- The personal testimonial from a customer, including a link to her company for added believability.
Other examples of social proof are:
- Customer testimonials;
- Social signals — publications in other networks and platforms;
- A counter of how many customers you have;
- Trust badges to establish the security of information;
- Awards and certifications from reputable organizations;
- Customer reviews - which are very powerful when prospects are comparison shopping.
It's not a secret that people surf websites whenever they want and sometimes even do some comprehensive actions. Approximately 40% of global traffic goes from mobile devices. The good news is that you can create one responsive landing page that looks fine on different screen sizes. So you don't need to create multiple versions if everything is done right and adapted for different use cases.
One critically important thing is that your page should load extremely fast and show up without any delays.
Sometimes you even have to sacrifice beauty and interactiveness if your landing page is loading slow and disrupts its primary goal.
Optimize your code and images to increase loading speed. Turn off unnecessary plugins and widgets that delay the loading of the main content, especially of everything located above the fold.
Ensure that your target audience is located in an area with an Internet speed that allows you to load your page immediately or at least within 2-3 seconds.
It's a high-priority task to present your offer before people close this tab and switch to another one.
"Taking page" is not the same as "Giving page"
Originally, you create a landing page to attract as many customers as possible or maybe generate sales for your company, or maybe some other ways of getting value from your landing page.
It's ok to think about the results that you want to get from your landing page. However, it's not less important to think about what value it will give to people that visit your landing page.
The rule of reciprocity says that before taking something, you need to give something.
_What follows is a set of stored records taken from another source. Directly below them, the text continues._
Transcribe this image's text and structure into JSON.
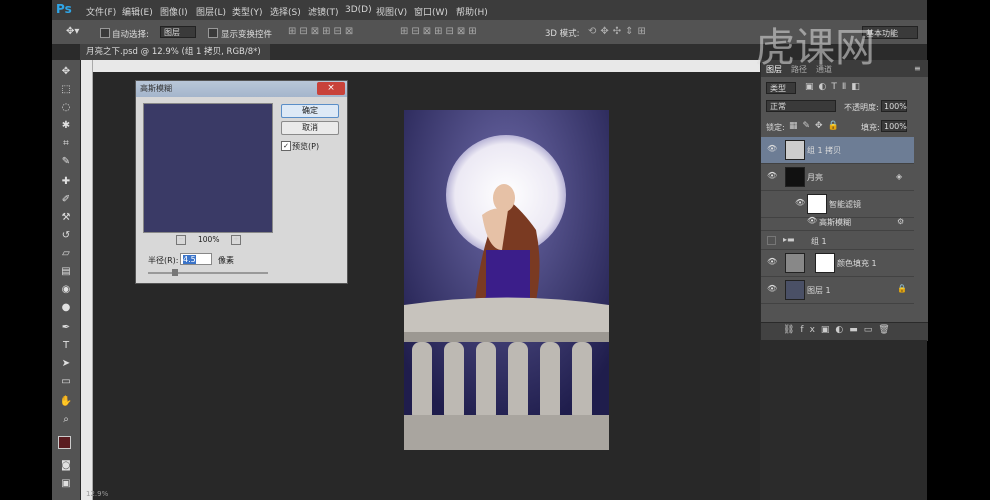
{
  "menu": {
    "logo": "Ps",
    "items": [
      "文件(F)",
      "编辑(E)",
      "图像(I)",
      "图层(L)",
      "类型(Y)",
      "选择(S)",
      "滤镜(T)",
      "3D(D)",
      "视图(V)",
      "窗口(W)",
      "帮助(H)"
    ]
  },
  "options": {
    "auto_select_label": "自动选择:",
    "auto_select_value": "图层",
    "show_transform": "显示变换控件",
    "mode_3d": "3D 模式:",
    "workspace": "基本功能"
  },
  "document": {
    "tab_title": "月亮之下.psd @ 12.9% (组 1 拷贝, RGB/8*) *"
  },
  "dialog": {
    "title": "高斯模糊",
    "ok": "确定",
    "cancel": "取消",
    "preview_label": "预览(P)",
    "zoom": "100%",
    "radius_label": "半径(R):",
    "radius_value": "4.5",
    "unit": "像素"
  },
  "layers_panel": {
    "tabs": [
      "图层",
      "路径",
      "通道"
    ],
    "filter_type": "类型",
    "blend_mode": "正常",
    "opacity_label": "不透明度:",
    "opacity_value": "100%",
    "lock_label": "锁定:",
    "fill_label": "填充:",
    "fill_value": "100%",
    "layers": [
      {
        "name": "组 1 拷贝"
      },
      {
        "name": "月亮"
      },
      {
        "name": "智能滤镜"
      },
      {
        "name": "高斯模糊"
      },
      {
        "name": "组 1"
      },
      {
        "name": "颜色填充 1"
      },
      {
        "name": "图层 1"
      }
    ]
  },
  "watermark": "虎课网",
  "status": "12.9%"
}
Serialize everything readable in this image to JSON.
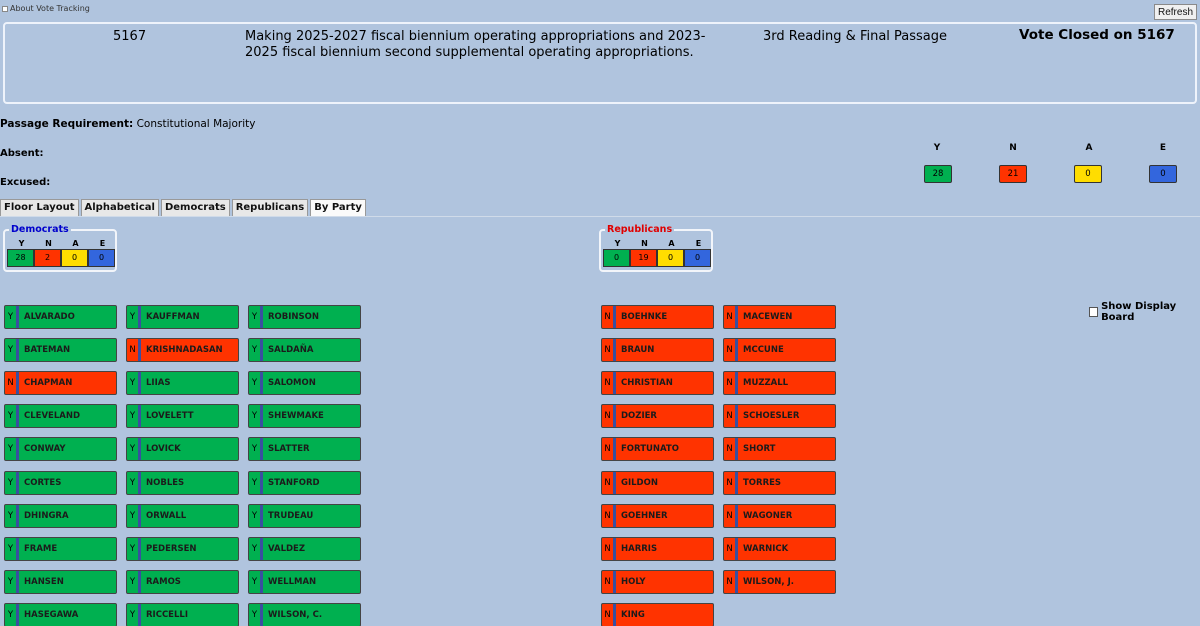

It's a law of nature that works really well.
Try to think about your landing page as a "Giving page." Give people value and ask them to buy your service or product. Observe your thoughts and make notes. That could be a good draft for your features and benefits section, and probably you can form a nice title and explain the value at the start.
Think about what you can give to people that visit your page. Try using attachments. You can add free samples of your product or offer a free consultation before they decide to use your service. Try to test as many options as you have in mind. You can always remove what doesn't work and focus more on what works.
Focusing on giving instead of taking might not be obvious in many cultures of the world, but in my experience, it creates more loyal customers. Of course, if everything was done genuinely with no strings attached.